How EAA Supplements Amplify the Benefits of Resistance Exercise

Resistance exercise stimulates muscle protein turnover. Muscle protein turnover is the balance between how much muscle protein is broken down and how much muscle protein is built back up. This is how muscle fiber function improves. Newer, better functioning fibers are synthesized to replace older ones that are not functioning as well. Both muscle protein breakdown and muscle protein synthesis are stimulated.

Since resistance exercise increases the efficiency of muscle protein synthesis, the increase in synthesis will be slightly greater than the increase in breakdown. The stimulation of protein synthesis is limited, however, because some of the essential amino acids released by protein breakdown are oxidized and not available to be reused for synthesis. Thus, even though the muscle is able to produce new protein more efficiently during resistance exercise, the balance between muscle protein synthesis and breakdown remains negative (i.e., net loss of muscle protein) in the absence of nutrient intake.

Therefore, performing resistance exercise in a fasted state does not result in a positive muscle protein balance. To tip the balance in favor of muscle building, you must consume essential amino acids to replace those oxidized while exercising.

If you’re simply looking to increase muscle strength, then you only need to consume EAAs. But, if increasing muscle strength and muscle mass is your goal, you need to eat extra calories in addition to EAAs. You can tailor your nutrition to your resistance-exercise goals—mass, strength, or both—by adjusting your EAA and extra calorie intake.

Together They Are Stronger

As I mentioned briefly earlier, there is an interactive effect between resistance exercise and EAAs. Both stimulate muscle protein synthesis, and the combined effect is greater than either of their individual effects.

Essentially, resistance exercise primes the muscle to produce protein at an accelerated rate, but muscle protein synthesis is limited by the availability of essential amino acids in the fasted state. With targeted supplement support, you can go from fasted to full of free essential amino acids ready and waiting to be put to use.

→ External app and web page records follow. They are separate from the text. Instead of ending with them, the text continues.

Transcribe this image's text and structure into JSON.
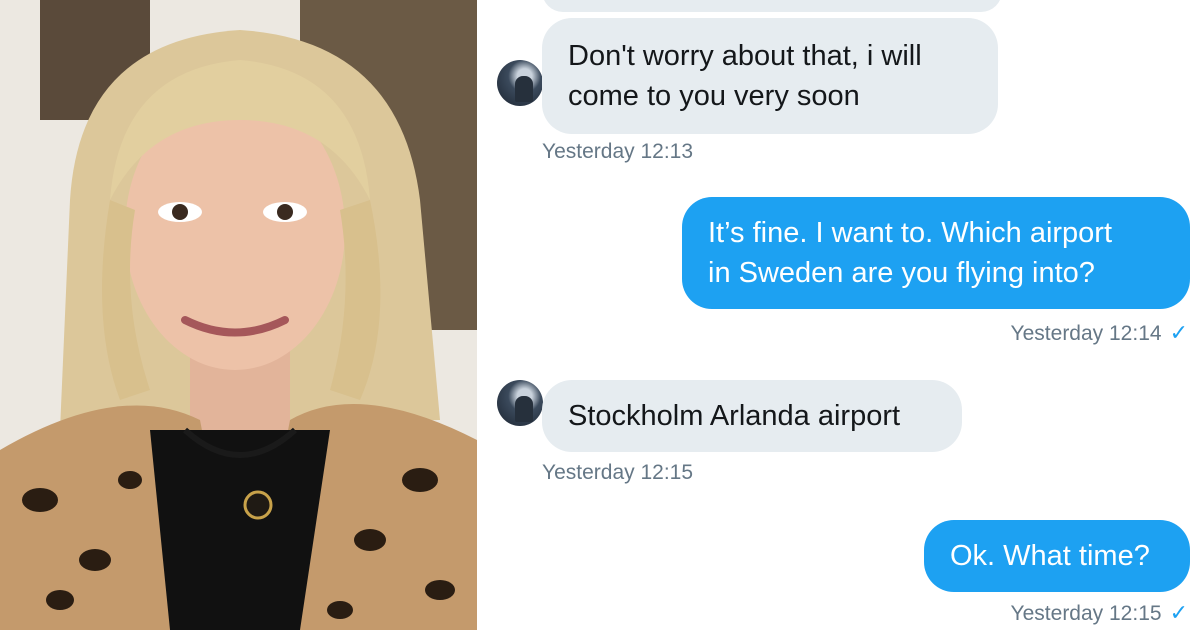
{
  "chat": {
    "messages": [
      {
        "direction": "incoming",
        "lines": [
          "Don't worry about that, i will",
          "come to you very soon"
        ],
        "timestamp": "Yesterday 12:13"
      },
      {
        "direction": "outgoing",
        "lines": [
          "It’s fine. I want to. Which airport",
          "in Sweden are you flying into?"
        ],
        "timestamp": "Yesterday 12:14",
        "read_mark": "✓"
      },
      {
        "direction": "incoming",
        "lines": [
          "Stockholm Arlanda airport"
        ],
        "timestamp": "Yesterday 12:15"
      },
      {
        "direction": "outgoing",
        "lines": [
          "Ok. What time?"
        ],
        "timestamp": "Yesterday 12:15",
        "read_mark": "✓"
      }
    ]
  },
  "colors": {
    "outgoing_bubble": "#1da1f2",
    "incoming_bubble": "#e6ecf0",
    "timestamp_text": "#657786"
  },
  "icons": [
    "avatar",
    "check-icon"
  ]
}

The ingested EAAs are rapidly consumed by the muscle, in part because blood flow to muscle is increased by resistance exercise, and in part because the molecular mechanisms in the muscle cells that regulate the rate of synthesis are turned on. The net result is that the major gain in muscle mass that occurs after resistance exercise is due to the combined effects of exercise and the increased availability of EAAs.

In my research, I have found that when EAAs were given before resistance exercise, muscle protein synthesis was stimulated more than when given after exercise, but the EAAs given after exercise still caused a significant stimulation.

Together, resistance exercise and EAAs can stimulate muscle protein synthesis greater than they can alone.

When Do I Take My EAA Supplements?

Unlike EAA supplementation for aerobic training, EAA supplementation during resistance training necessitates a before, during, and after approach that is customized according to your muscle and strength-building aims.

If an EAA supplement is ingested 30 minutes before resistance exercise, the muscle is put into a very anabolic state (where it is building up). If EAAs are consumed immediately after exercise there is also a stimulation of net muscle protein synthesis, but less so than if given before the workout.

So, you’ll want to take EAAs before a resistance workout to prevent the net breakdown of muscle protein during the workout. During resistance exercise, there’s an increase in blood flow to the muscle, and this increase can help deliver the ingested amino acids directly to the muscle for absorption. By increasing the blood concentrations of EAAs, the concentration gradients force EAAs into the muscle cells instead of out. Without EAA supplementation, the EAAs are forced out of the muscle.

Consuming EAAs after the workout will further stimulate protein synthesis and prolong the muscle-building response. The optimal approach is to take EAAs before and after resistance workouts, and throughout if possible.

Together, resistance exercise and EAAs can stimulate muscle protein synthesis greater than they can alone.